Review Summary: All you can do is dance.
The experience after which producer No Mana is named entails a stressful limiting of options, a player’s skills in battle and chances of survival both severely curtailed. Appropriately, the best music Southern Californian Jordan Orcaz has released under the alias feels similarly claustrophobic. Orcaz employs a wide range of chiptune sounds in his compositions, but he tends to emphasize the harshest and most raggedly percussive versions of these sounds, creating portentous loops and repeating them again and again while the rest of the piece grows around them like choking vines. In general, the resulting smother is well-worn and time-tested; much of the music released recently on deadmau5’s label mau5trap, to which No Mana is signed, creates this sort of paranoia by melding comfortable EDM tropes and big-room techno’s ruthless efficacy into a slurry of frantic melodies over jagged kicks. In adding boxy, blunt snippets of 16-bit, though, No Mana strips mau5trap’s standard fare down even further. The sounds are simpler and more primitive, meaning there’s even less room to explore than usual: the listener finds themself pinned under the crushing weight of a blocky synth lead.
Blessedly, No Mana doesn’t confine Secret Level
exclusively to this harrowing aesthetic; no matter how excellent, a single style like that tends to work better when it’s approached by many different producers over the course of a tightly-packed mix than a single artist creating an unmixed album. That said, the more wistful and wide-open moments here, while excellent in their own rights, serve mostly to emphasize the punishing force of the more driving tracks. Orcaz has mentioned in interviews that the album’s songs should stand on its own for shuffled listening, but the sequencing is nevertheless excellent: the plaintive “Bed of Stars,” for example, gives way to stand-out “Distance” like a quiet village swept up in a sudden tornado, and the moody electro house of lead single “Strangers” does an excellent job of lulling the unwary listener into just the right state to be thrown violently by the tectonic shift of “Only Noise.”
Best about Secret Level
is its impressive consistency. Its highs don’t quite reach the transcendence of Orcaz’s best tracks, particularly his neoned-out remix of Kiiara’s “Bipolar,” the platonic ideal of a John Wick club scene’s soundtrack; that said, there are plenty of those highs, and nary a low to be found.
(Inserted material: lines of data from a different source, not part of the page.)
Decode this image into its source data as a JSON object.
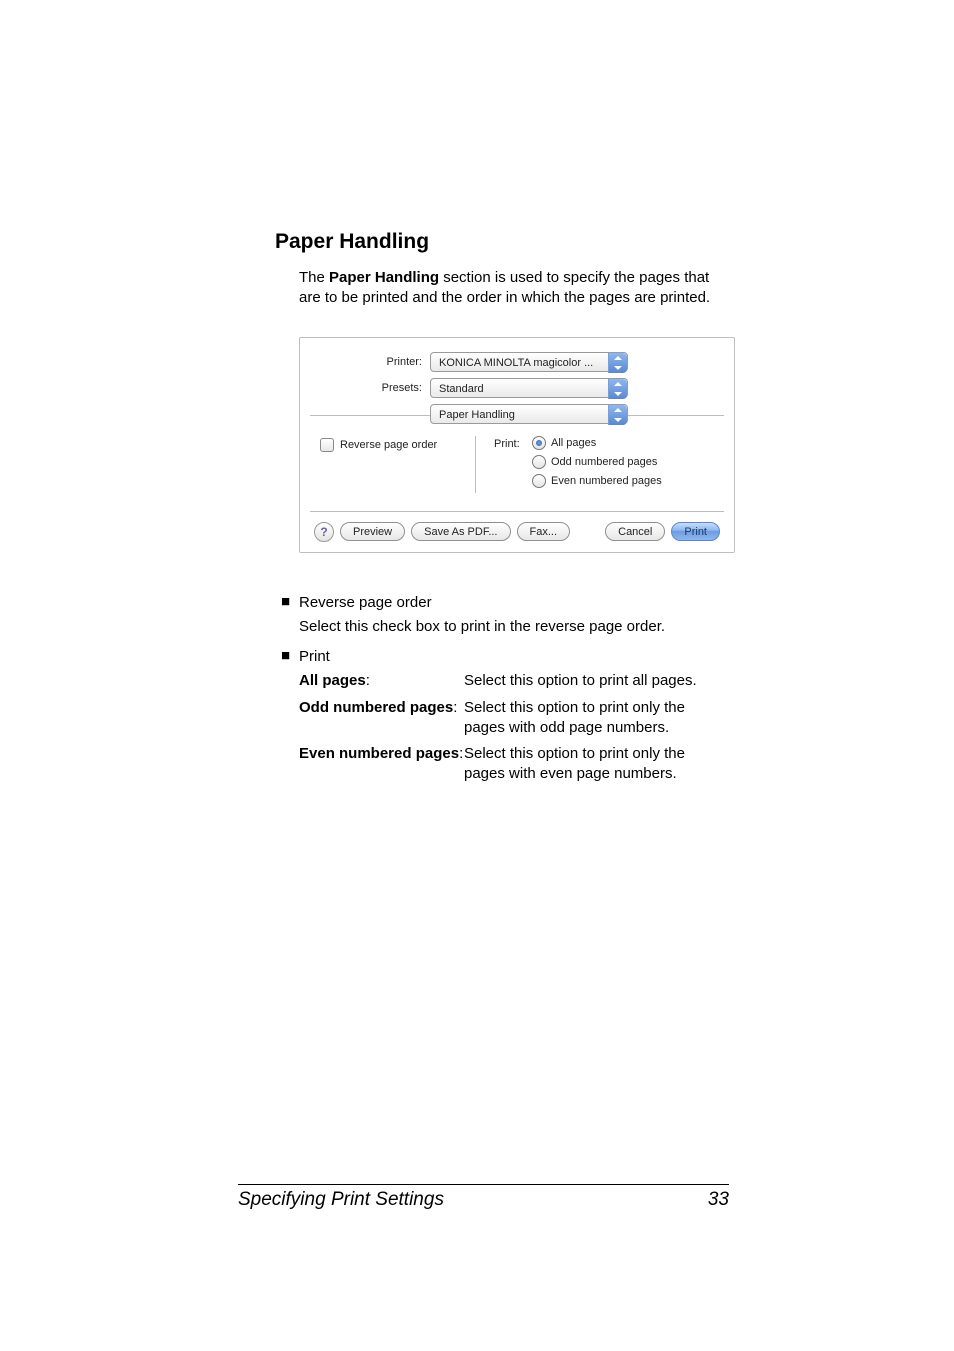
{
  "heading": "Paper Handling",
  "intro_prefix": "The ",
  "intro_bold": "Paper Handling",
  "intro_suffix": " section is used to specify the pages that are to be printed and the order in which the pages are printed.",
  "dialog": {
    "printer_label": "Printer:",
    "printer_value": "KONICA MINOLTA magicolor ...",
    "presets_label": "Presets:",
    "presets_value": "Standard",
    "pane_value": "Paper Handling",
    "reverse_checkbox": "Reverse page order",
    "print_group_label": "Print:",
    "radios": {
      "all": "All pages",
      "odd": "Odd numbered pages",
      "even": "Even numbered pages"
    },
    "help": "?",
    "buttons": {
      "preview": "Preview",
      "save_pdf": "Save As PDF...",
      "fax": "Fax...",
      "cancel": "Cancel",
      "print": "Print"
    }
  },
  "list": {
    "reverse_title": "Reverse page order",
    "reverse_desc": "Select this check box to print in the reverse page order.",
    "print_title": "Print",
    "opts": {
      "all_term": "All pages",
      "all_def": "Select this option to print all pages.",
      "odd_term": "Odd numbered pages",
      "odd_def": "Select this option to print only the pages with odd page numbers.",
      "even_term": "Even numbered pages",
      "even_def": "Select this option to print only the pages with even page numbers."
    }
  },
  "footer": {
    "title": "Specifying Print Settings",
    "page": "33"
  }
}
The middle stretch of the album in particular feels pulled directly from a prime-time club set, sardined bodies almost audible behind its sparer moments. It’s a perfect example of maximalist chiptune-influenced electro house many years after both chiptune and electro house have left their primes: only barely restrained enough to keep from cloying, but as infectiously and charismatically repetitive as it can be under that limit.
No Mana makes claustrophobic music, and that’s sort of the point: the clubs and festivals to which he peddles his wares should
feel nearly immobile, bodies packed so deep that dancing becomes less an expression of self than that of a unified crowd moving as one. Much like the titular experience, options are indeed limited at a rave: you move with those around you, or you’re lost in the crowd. Secret Level
provides ample material for that movement, plenty of tasteful peak-hour stompers for going bananas and enough pretty recovery space to rest and be awed before the next one goes positively in. Functional in the best sense of the word, Secret Level
cements No Mana’s taste for chiptune as an essential tenet of his appeal; his paranoia should provide euphoria for many sets to come.